But Smith has a financial edge.
He has raised more than $510,000, more than any candidate since Democrat Anthony Foxx in 2011. With no significant primary, Smith has been able to run ads for weeks. Lyles just started Wednesday. Since the end of August, he’s spent $287,000 on TV and digital ads, according to a recent report. Lyles spent about $11,000, mostly on radio.
“The vast difference in total fundraising and spending has enabled Kenny Smith to make this race competitive,” said GOP strategist Larry Shaheen.
Then there’s the outside help.
A group called Forward Charlotte has spent more than $21,000 on radio and digital ads attacking Lyles, according to reports. The North Carolina Values Coalition, a conservative group that backed House Bill 2, has made what it calls a substantial investment to produce digital ads and mailers on Smith’s behalf. By mid-day Friday, its online ad had 91,000 views.
The state Republican Party has spent as much as $100,000 on staff and mailings in the race, according to executive director Dallas Woodhouse.
Meanwhile, the Democratic National Committee said last week it’s helping Lyles, though no amount has been reported. The Collective, a political action committee that supports progressive black candidates, also has helped, mostly by steering contributions to her through ActBlue, a progressive clearinghouse.
And the Human Rights Campaign, the nation’s largest LGBTQ rights organization, is knocking on doors and calling voters for Lyles, according to a spokesman.
Unlike Roberts, who has criticized President Donald Trump, Lyles has focused on local issues. So has Smith, who has made that a central theme of his campaign.
Both national parties want to claim the mayor of the state’s largest city, an official who would command media attention at home and away.
As in all off-year elections, turnout is key.
Elections officials predict a 17 percent turnout.

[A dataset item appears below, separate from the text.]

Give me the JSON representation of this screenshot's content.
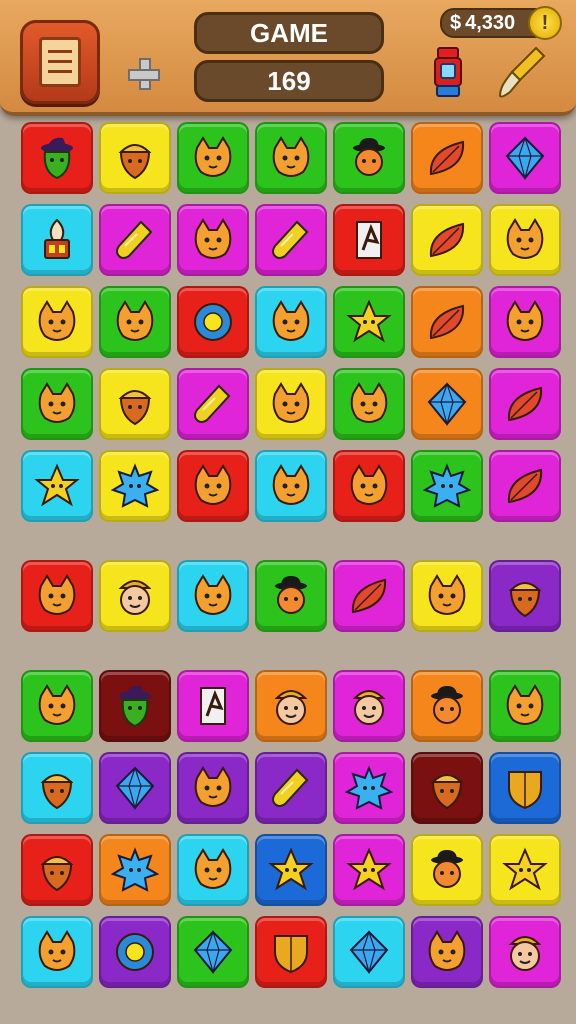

But before Saturday’s close of early voting, this year’s turnout already had exceeded the final early tallies of the last two elections.
By Friday, 24,117 people had voted early. In 2013, when Democrat Patrick Cannon beat Peacock, a total of 22,320 people did. Just under 18,000 people did when Roberts beat Peacock in 2015.

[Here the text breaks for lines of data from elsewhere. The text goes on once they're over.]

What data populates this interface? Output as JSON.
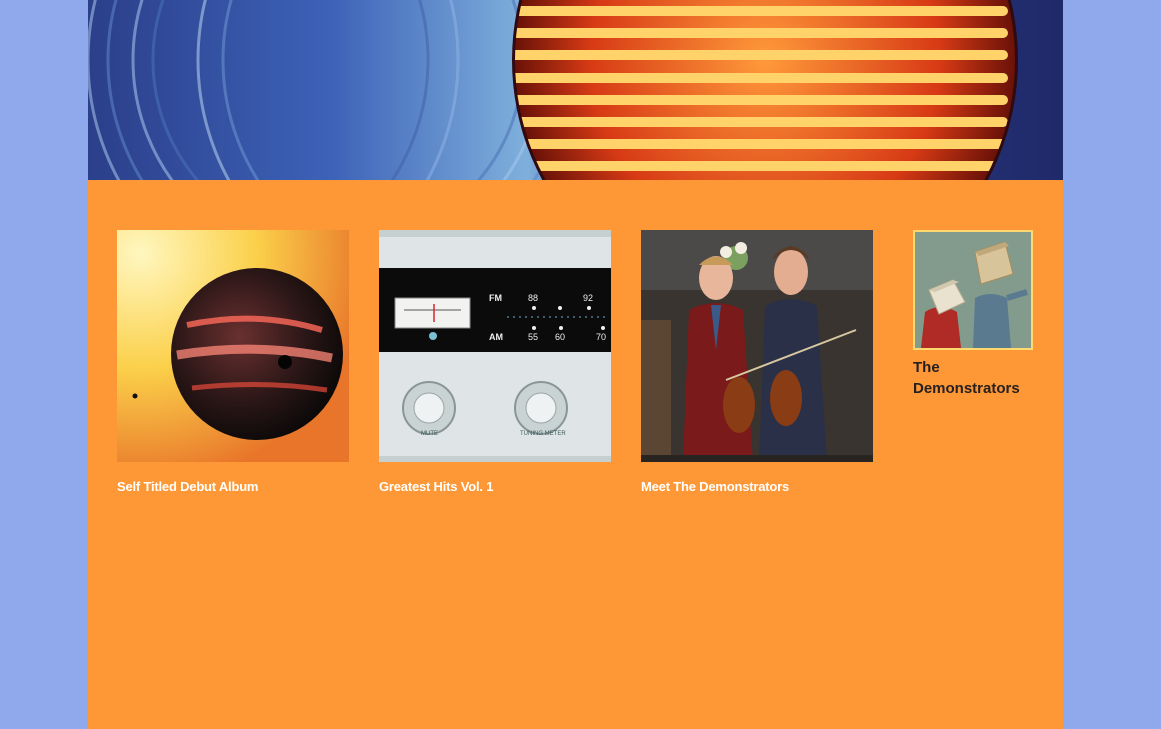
{
  "header": {
    "banner_image": "vinyl-records-and-heater-banner"
  },
  "albums": [
    {
      "title": "Self Titled Debut Album",
      "cover": "planet-eclipse-cover"
    },
    {
      "title": "Greatest Hits Vol. 1",
      "cover": "radio-dial-cover",
      "radio": {
        "fm_label": "FM",
        "am_label": "AM",
        "fm_ticks": [
          "88",
          "92"
        ],
        "am_ticks": [
          "55",
          "60",
          "70"
        ],
        "knob_labels": [
          "MUTE",
          "TUNING METER"
        ]
      }
    },
    {
      "title": "Meet The Demonstrators",
      "cover": "two-violinists-cover"
    }
  ],
  "artist": {
    "name": "The Demonstrators",
    "thumbnail": "box-head-figures-photo"
  },
  "colors": {
    "page_background": "#8fa9ec",
    "content_background": "#fe9836",
    "album_title": "#ffffff",
    "artist_name": "#262020"
  }
}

Smith hopes Republicans turn out at a higher rate than Democrats, just like they did two years ago.
In 2015, 19.1 percent of Republicans countywide voted compared with 14.5 percent of Democrats and 11.5 percent of unaffiliated voters, according to an analysis by Michael Bitzer, a Catawba College political scientist. That wasn’t enough to push Peacock over Roberts.
By Friday, 50 percent of early voters were Democrats; 25.5 percent Republicans and most of the rest unaffiliated.

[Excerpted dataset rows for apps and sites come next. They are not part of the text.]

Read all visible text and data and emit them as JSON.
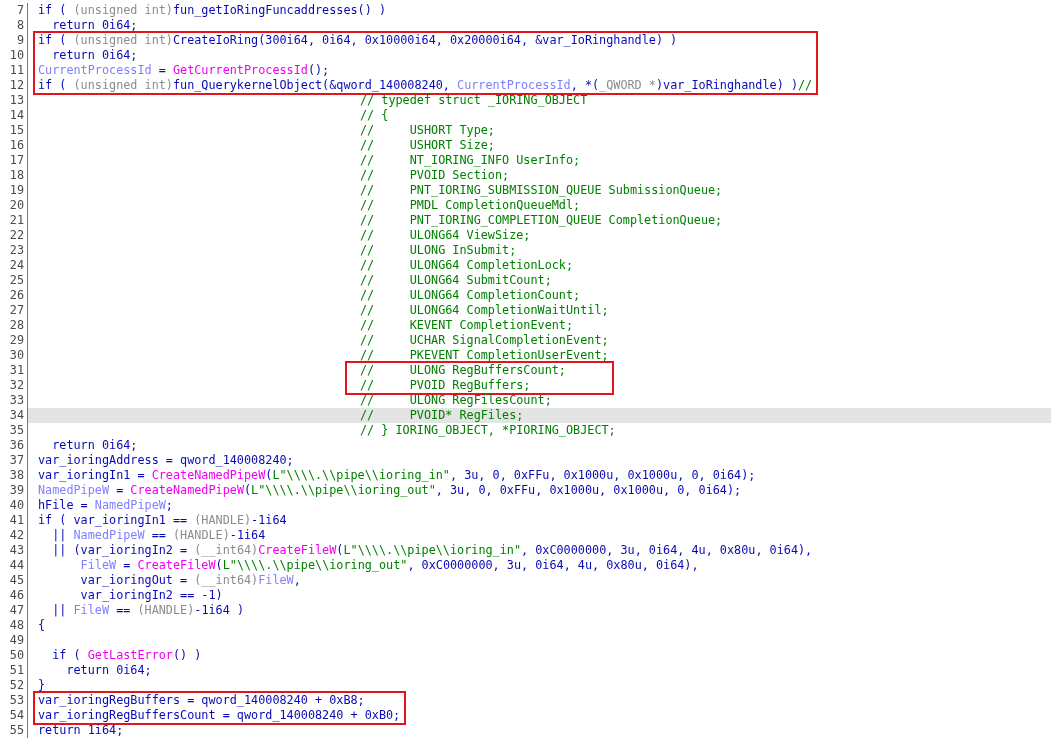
{
  "blocks": [
    {
      "boxed": false,
      "lines": [
        {
          "number": "7",
          "kind": "code",
          "selected": false,
          "tokens": [
            {
              "text": "if ( ",
              "kind": "text"
            },
            {
              "text": "(unsigned int)",
              "kind": "type"
            },
            {
              "text": "fun_getIoRingFuncaddresses() )",
              "kind": "text"
            }
          ]
        },
        {
          "number": "8",
          "kind": "code",
          "selected": false,
          "tokens": [
            {
              "text": "  return 0i64;",
              "kind": "text"
            }
          ]
        }
      ]
    },
    {
      "boxed": true,
      "lines": [
        {
          "number": "9",
          "kind": "code",
          "selected": false,
          "tokens": [
            {
              "text": "if ( ",
              "kind": "text"
            },
            {
              "text": "(unsigned int)",
              "kind": "type"
            },
            {
              "text": "CreateIoRing(300i64, 0i64, 0x10000i64, 0x20000i64, &var_IoRinghandle) )",
              "kind": "text"
            }
          ]
        },
        {
          "number": "10",
          "kind": "code",
          "selected": false,
          "tokens": [
            {
              "text": "  return 0i64;",
              "kind": "text"
            }
          ]
        },
        {
          "number": "11",
          "kind": "code",
          "selected": false,
          "tokens": [
            {
              "text": "CurrentProcessId",
              "kind": "global"
            },
            {
              "text": " = ",
              "kind": "text"
            },
            {
              "text": "GetCurrentProcessId",
              "kind": "import"
            },
            {
              "text": "();",
              "kind": "text"
            }
          ]
        },
        {
          "number": "12",
          "kind": "code",
          "selected": false,
          "tokens": [
            {
              "text": "if ( ",
              "kind": "text"
            },
            {
              "text": "(unsigned int)",
              "kind": "type"
            },
            {
              "text": "fun_QuerykernelObject(&qword_140008240, ",
              "kind": "text"
            },
            {
              "text": "CurrentProcessId",
              "kind": "global"
            },
            {
              "text": ", *(",
              "kind": "text"
            },
            {
              "text": "_QWORD *",
              "kind": "type"
            },
            {
              "text": ")var_IoRinghandle) )",
              "kind": "text"
            },
            {
              "text": "//",
              "kind": "comment"
            }
          ]
        }
      ]
    },
    {
      "boxed": false,
      "lines": [
        {
          "number": "13",
          "kind": "comment",
          "selected": false,
          "tokens": [
            {
              "text": "// typedef struct _IORING_OBJECT",
              "kind": "comment"
            }
          ]
        },
        {
          "number": "14",
          "kind": "comment",
          "selected": false,
          "tokens": [
            {
              "text": "// {",
              "kind": "comment"
            }
          ]
        },
        {
          "number": "15",
          "kind": "comment",
          "selected": false,
          "tokens": [
            {
              "text": "//     USHORT Type;",
              "kind": "comment"
            }
          ]
        },
        {
          "number": "16",
          "kind": "comment",
          "selected": false,
          "tokens": [
            {
              "text": "//     USHORT Size;",
              "kind": "comment"
            }
          ]
        },
        {
          "number": "17",
          "kind": "comment",
          "selected": false,
          "tokens": [
            {
              "text": "//     NT_IORING_INFO UserInfo;",
              "kind": "comment"
            }
          ]
        },
        {
          "number": "18",
          "kind": "comment",
          "selected": false,
          "tokens": [
            {
              "text": "//     PVOID Section;",
              "kind": "comment"
            }
          ]
        },
        {
          "number": "19",
          "kind": "comment",
          "selected": false,
          "tokens": [
            {
              "text": "//     PNT_IORING_SUBMISSION_QUEUE SubmissionQueue;",
              "kind": "comment"
            }
          ]
        },
        {
          "number": "20",
          "kind": "comment",
          "selected": false,
          "tokens": [
            {
              "text": "//     PMDL CompletionQueueMdl;",
              "kind": "comment"
            }
          ]
        },
        {
          "number": "21",
          "kind": "comment",
          "selected": false,
          "tokens": [
            {
              "text": "//     PNT_IORING_COMPLETION_QUEUE CompletionQueue;",
              "kind": "comment"
            }
          ]
        },
        {
          "number": "22",
          "kind": "comment",
          "selected": false,
          "tokens": [
            {
              "text": "//     ULONG64 ViewSize;",
              "kind": "comment"
            }
          ]
        },
        {
          "number": "23",
          "kind": "comment",
          "selected": false,
          "tokens": [
            {
              "text": "//     ULONG InSubmit;",
              "kind": "comment"
            }
          ]
        },
        {
          "number": "24",
          "kind": "comment",
          "selected": false,
          "tokens": [
            {
              "text": "//     ULONG64 CompletionLock;",
              "kind": "comment"
            }
          ]
        },
        {
          "number": "25",
          "kind": "comment",
          "selected": false,
          "tokens": [
            {
              "text": "//     ULONG64 SubmitCount;",
              "kind": "comment"
            }
          ]
        },
        {
          "number": "26",
          "kind": "comment",
          "selected": false,
          "tokens": [
            {
              "text": "//     ULONG64 CompletionCount;",
              "kind": "comment"
            }
          ]
        },
        {
          "number": "27",
          "kind": "comment",
          "selected": false,
          "tokens": [
            {
              "text": "//     ULONG64 CompletionWaitUntil;",
              "kind": "comment"
            }
          ]
        },
        {
          "number": "28",
          "kind": "comment",
          "selected": false,
          "tokens": [
            {
              "text": "//     KEVENT CompletionEvent;",
              "kind": "comment"
            }
          ]
        },
        {
          "number": "29",
          "kind": "comment",
          "selected": false,
          "tokens": [
            {
              "text": "//     UCHAR SignalCompletionEvent;",
              "kind": "comment"
            }
          ]
        },
        {
          "number": "30",
          "kind": "comment",
          "selected": false,
          "tokens": [
            {
              "text": "//     PKEVENT CompletionUserEvent;",
              "kind": "comment"
            }
          ]
        }
      ]
    },
    {
      "boxed": true,
      "lines": [
        {
          "number": "31",
          "kind": "comment",
          "selected": false,
          "tokens": [
            {
              "text": "//     ULONG RegBuffersCount;",
              "kind": "comment"
            }
          ]
        },
        {
          "number": "32",
          "kind": "comment",
          "selected": false,
          "tokens": [
            {
              "text": "//     PVOID RegBuffers;",
              "kind": "comment"
            }
          ]
        }
      ]
    },
    {
      "boxed": false,
      "lines": [
        {
          "number": "33",
          "kind": "comment",
          "selected": false,
          "tokens": [
            {
              "text": "//     ULONG RegFilesCount;",
              "kind": "comment"
            }
          ]
        },
        {
          "number": "34",
          "kind": "comment",
          "selected": true,
          "tokens": [
            {
              "text": "//     PVOID* RegFiles;",
              "kind": "comment"
            }
          ]
        },
        {
          "number": "35",
          "kind": "comment",
          "selected": false,
          "tokens": [
            {
              "text": "// } IORING_OBJECT, *PIORING_OBJECT;",
              "kind": "comment"
            }
          ]
        },
        {
          "number": "36",
          "kind": "code",
          "selected": false,
          "tokens": [
            {
              "text": "  return 0i64;",
              "kind": "text"
            }
          ]
        },
        {
          "number": "37",
          "kind": "code",
          "selected": false,
          "tokens": [
            {
              "text": "var_ioringAddress = qword_140008240;",
              "kind": "text"
            }
          ]
        },
        {
          "number": "38",
          "kind": "code",
          "selected": false,
          "tokens": [
            {
              "text": "var_ioringIn1 = ",
              "kind": "text"
            },
            {
              "text": "CreateNamedPipeW",
              "kind": "import"
            },
            {
              "text": "(",
              "kind": "text"
            },
            {
              "text": "L\"\\\\\\\\.\\\\pipe\\\\ioring_in\"",
              "kind": "string"
            },
            {
              "text": ", 3u, 0, 0xFFu, 0x1000u, 0x1000u, 0, 0i64);",
              "kind": "text"
            }
          ]
        },
        {
          "number": "39",
          "kind": "code",
          "selected": false,
          "tokens": [
            {
              "text": "NamedPipeW",
              "kind": "global"
            },
            {
              "text": " = ",
              "kind": "text"
            },
            {
              "text": "CreateNamedPipeW",
              "kind": "import"
            },
            {
              "text": "(",
              "kind": "text"
            },
            {
              "text": "L\"\\\\\\\\.\\\\pipe\\\\ioring_out\"",
              "kind": "string"
            },
            {
              "text": ", 3u, 0, 0xFFu, 0x1000u, 0x1000u, 0, 0i64);",
              "kind": "text"
            }
          ]
        },
        {
          "number": "40",
          "kind": "code",
          "selected": false,
          "tokens": [
            {
              "text": "hFile = ",
              "kind": "text"
            },
            {
              "text": "NamedPipeW",
              "kind": "global"
            },
            {
              "text": ";",
              "kind": "text"
            }
          ]
        },
        {
          "number": "41",
          "kind": "code",
          "selected": false,
          "tokens": [
            {
              "text": "if ( var_ioringIn1 == ",
              "kind": "text"
            },
            {
              "text": "(HANDLE)",
              "kind": "type"
            },
            {
              "text": "-1i64",
              "kind": "text"
            }
          ]
        },
        {
          "number": "42",
          "kind": "code",
          "selected": false,
          "tokens": [
            {
              "text": "  || ",
              "kind": "text"
            },
            {
              "text": "NamedPipeW",
              "kind": "global"
            },
            {
              "text": " == ",
              "kind": "text"
            },
            {
              "text": "(HANDLE)",
              "kind": "type"
            },
            {
              "text": "-1i64",
              "kind": "text"
            }
          ]
        },
        {
          "number": "43",
          "kind": "code",
          "selected": false,
          "tokens": [
            {
              "text": "  || (var_ioringIn2 = ",
              "kind": "text"
            },
            {
              "text": "(__int64)",
              "kind": "type"
            },
            {
              "text": "CreateFileW",
              "kind": "import"
            },
            {
              "text": "(",
              "kind": "text"
            },
            {
              "text": "L\"\\\\\\\\.\\\\pipe\\\\ioring_in\"",
              "kind": "string"
            },
            {
              "text": ", 0xC0000000, 3u, 0i64, 4u, 0x80u, 0i64),",
              "kind": "text"
            }
          ]
        },
        {
          "number": "44",
          "kind": "code",
          "selected": false,
          "tokens": [
            {
              "text": "      FileW",
              "kind": "global"
            },
            {
              "text": " = ",
              "kind": "text"
            },
            {
              "text": "CreateFileW",
              "kind": "import"
            },
            {
              "text": "(",
              "kind": "text"
            },
            {
              "text": "L\"\\\\\\\\.\\\\pipe\\\\ioring_out\"",
              "kind": "string"
            },
            {
              "text": ", 0xC0000000, 3u, 0i64, 4u, 0x80u, 0i64),",
              "kind": "text"
            }
          ]
        },
        {
          "number": "45",
          "kind": "code",
          "selected": false,
          "tokens": [
            {
              "text": "      var_ioringOut = ",
              "kind": "text"
            },
            {
              "text": "(__int64)",
              "kind": "type"
            },
            {
              "text": "FileW",
              "kind": "global"
            },
            {
              "text": ",",
              "kind": "text"
            }
          ]
        },
        {
          "number": "46",
          "kind": "code",
          "selected": false,
          "tokens": [
            {
              "text": "      var_ioringIn2 == -1)",
              "kind": "text"
            }
          ]
        },
        {
          "number": "47",
          "kind": "code",
          "selected": false,
          "tokens": [
            {
              "text": "  || ",
              "kind": "text"
            },
            {
              "text": "FileW",
              "kind": "global"
            },
            {
              "text": " == ",
              "kind": "text"
            },
            {
              "text": "(HANDLE)",
              "kind": "type"
            },
            {
              "text": "-1i64 )",
              "kind": "text"
            }
          ]
        },
        {
          "number": "48",
          "kind": "code",
          "selected": false,
          "tokens": [
            {
              "text": "{",
              "kind": "text"
            }
          ]
        },
        {
          "number": "49",
          "kind": "code",
          "selected": false
        },
        {
          "number": "50",
          "kind": "code",
          "selected": false,
          "tokens": [
            {
              "text": "  if ( ",
              "kind": "text"
            },
            {
              "text": "GetLastError",
              "kind": "import"
            },
            {
              "text": "() )",
              "kind": "text"
            }
          ]
        },
        {
          "number": "51",
          "kind": "code",
          "selected": false,
          "tokens": [
            {
              "text": "    return 0i64;",
              "kind": "text"
            }
          ]
        },
        {
          "number": "52",
          "kind": "code",
          "selected": false,
          "tokens": [
            {
              "text": "}",
              "kind": "text"
            }
          ]
        }
      ]
    },
    {
      "boxed": true,
      "lines": [
        {
          "number": "53",
          "kind": "code",
          "selected": false,
          "tokens": [
            {
              "text": "var_ioringRegBuffers = qword_140008240 + 0xB8;",
              "kind": "text"
            }
          ]
        },
        {
          "number": "54",
          "kind": "code",
          "selected": false,
          "tokens": [
            {
              "text": "var_ioringRegBuffersCount = qword_140008240 + 0xB0;",
              "kind": "text"
            }
          ]
        }
      ]
    },
    {
      "boxed": false,
      "lines": [
        {
          "number": "55",
          "kind": "code",
          "selected": false,
          "tokens": [
            {
              "text": "return 1i64;",
              "kind": "text"
            }
          ]
        }
      ]
    }
  ]
}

Bitzer also found seven in 10 early voters so far this year have been Baby Boomers and members of the older “Silent Generation.” That’s far more than registration numbers would suggest.
The Spectrum Poll found that Lyles did better than Smith among both groups.
Steve Michael, Smith’s consultant, said the campaign is looking for voters not just by party but by issue. A sophisticated digital strategy allows them to target people based on their top concerns, such as toll roads or public safety. Michael said the campaign has 17 different online messages tailored to specific voters.
“Modern technology has allowed us to focus on specific voters with specific issues,” he said. “We can approach voters with specific messages.”
Republicans say Smith also has a strong get-out-the-vote effort. “No one has had a turnout system like he has,” Shaheen said.
On the other side, the Black Political Caucus has been mailing fliers supporting Lyles and other candidates to voters who had yet to cast a ballot. All the candidates it endorsed in the primary won. “The caucus needs to not let up,” said chair Colette Forrest.
McCorkle, the Democratic consultant, said he’s convinced Lyles will win. But like earlier mayoral races, it’s close.
“This makes November 7 old-fashioned exciting like it used to be,” he said.